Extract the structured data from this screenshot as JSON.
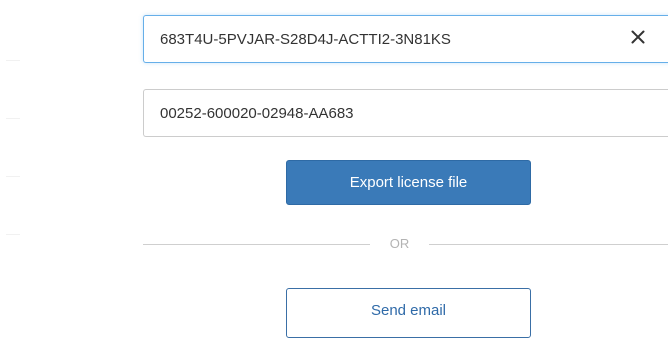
{
  "license_key_field": {
    "value": "683T4U-5PVJAR-S28D4J-ACTTI2-3N81KS",
    "clear_icon": "close-icon"
  },
  "serial_field": {
    "value": "00252-600020-02948-AA683"
  },
  "export_button": {
    "label": "Export license file"
  },
  "divider": {
    "text": "OR"
  },
  "email_button": {
    "label": "Send email"
  },
  "colors": {
    "primary": "#3a7ab8",
    "primary_text": "#ffffff",
    "secondary_text": "#2f6aa8",
    "field_focus_border": "#66afe9",
    "divider": "#cfcfcf"
  }
}
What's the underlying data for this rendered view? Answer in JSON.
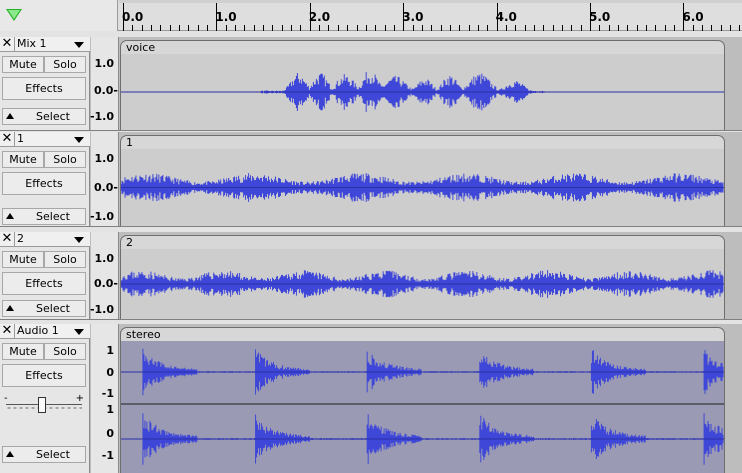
{
  "timeline": {
    "ticks": [
      "0.0",
      "1.0",
      "2.0",
      "3.0",
      "4.0",
      "5.0",
      "6.0"
    ]
  },
  "tracks": [
    {
      "name": "Mix 1",
      "clip": "voice",
      "mute": "Mute",
      "solo": "Solo",
      "effects": "Effects",
      "select": "Select",
      "scale": [
        "1.0",
        "0.0-",
        "-1.0"
      ]
    },
    {
      "name": "1",
      "clip": "1",
      "mute": "Mute",
      "solo": "Solo",
      "effects": "Effects",
      "select": "Select",
      "scale": [
        "1.0",
        "0.0-",
        "-1.0"
      ]
    },
    {
      "name": "2",
      "clip": "2",
      "mute": "Mute",
      "solo": "Solo",
      "effects": "Effects",
      "select": "Select",
      "scale": [
        "1.0",
        "0.0-",
        "-1.0"
      ]
    },
    {
      "name": "Audio 1",
      "clip": "stereo",
      "mute": "Mute",
      "solo": "Solo",
      "effects": "Effects",
      "select": "Select",
      "pan_minus": "-",
      "pan_plus": "+",
      "scale_top": [
        "1",
        "0",
        "-1"
      ],
      "scale_bottom": [
        "1",
        "0",
        "-1"
      ]
    }
  ],
  "colors": {
    "waveform": "#3f47d8",
    "waveform_dark": "#2a2fa6",
    "background_unselected": "#cdcdcd",
    "background_selected": "#9a9ab4",
    "playhead": "#23b223"
  }
}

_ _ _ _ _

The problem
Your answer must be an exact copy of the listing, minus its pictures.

Finished task
Extract the structured data from this screenshot as JSON.
{
  "license_key_field": {
    "value": "683T4U-5PVJAR-S28D4J-ACTTI2-3N81KS",
    "clear_icon": "close-icon"
  },
  "serial_field": {
    "value": "00252-600020-02948-AA683"
  },
  "export_button": {
    "label": "Export license file"
  },
  "divider": {
    "text": "OR"
  },
  "email_button": {
    "label": "Send email"
  },
  "colors": {
    "primary": "#3a7ab8",
    "primary_text": "#ffffff",
    "secondary_text": "#2f6aa8",
    "field_focus_border": "#66afe9",
    "divider": "#cfcfcf"
  }
}
What's the underlying data for this rendered view? Answer in JSON.
{
  "timeline": {
    "ticks": [
      "0.0",
      "1.0",
      "2.0",
      "3.0",
      "4.0",
      "5.0",
      "6.0"
    ]
  },
  "tracks": [
    {
      "name": "Mix 1",
      "clip": "voice",
      "mute": "Mute",
      "solo": "Solo",
      "effects": "Effects",
      "select": "Select",
      "scale": [
        "1.0",
        "0.0-",
        "-1.0"
      ]
    },
    {
      "name": "1",
      "clip": "1",
      "mute": "Mute",
      "solo": "Solo",
      "effects": "Effects",
      "select": "Select",
      "scale": [
        "1.0",
        "0.0-",
        "-1.0"
      ]
    },
    {
      "name": "2",
      "clip": "2",
      "mute": "Mute",
      "solo": "Solo",
      "effects": "Effects",
      "select": "Select",
      "scale": [
        "1.0",
        "0.0-",
        "-1.0"
      ]
    },
    {
      "name": "Audio 1",
      "clip": "stereo",
      "mute": "Mute",
      "solo": "Solo",
      "effects": "Effects",
      "select": "Select",
      "pan_minus": "-",
      "pan_plus": "+",
      "scale_top": [
        "1",
        "0",
        "-1"
      ],
      "scale_bottom": [
        "1",
        "0",
        "-1"
      ]
    }
  ],
  "colors": {
    "waveform": "#3f47d8",
    "waveform_dark": "#2a2fa6",
    "background_unselected": "#cdcdcd",
    "background_selected": "#9a9ab4",
    "playhead": "#23b223"
  }
}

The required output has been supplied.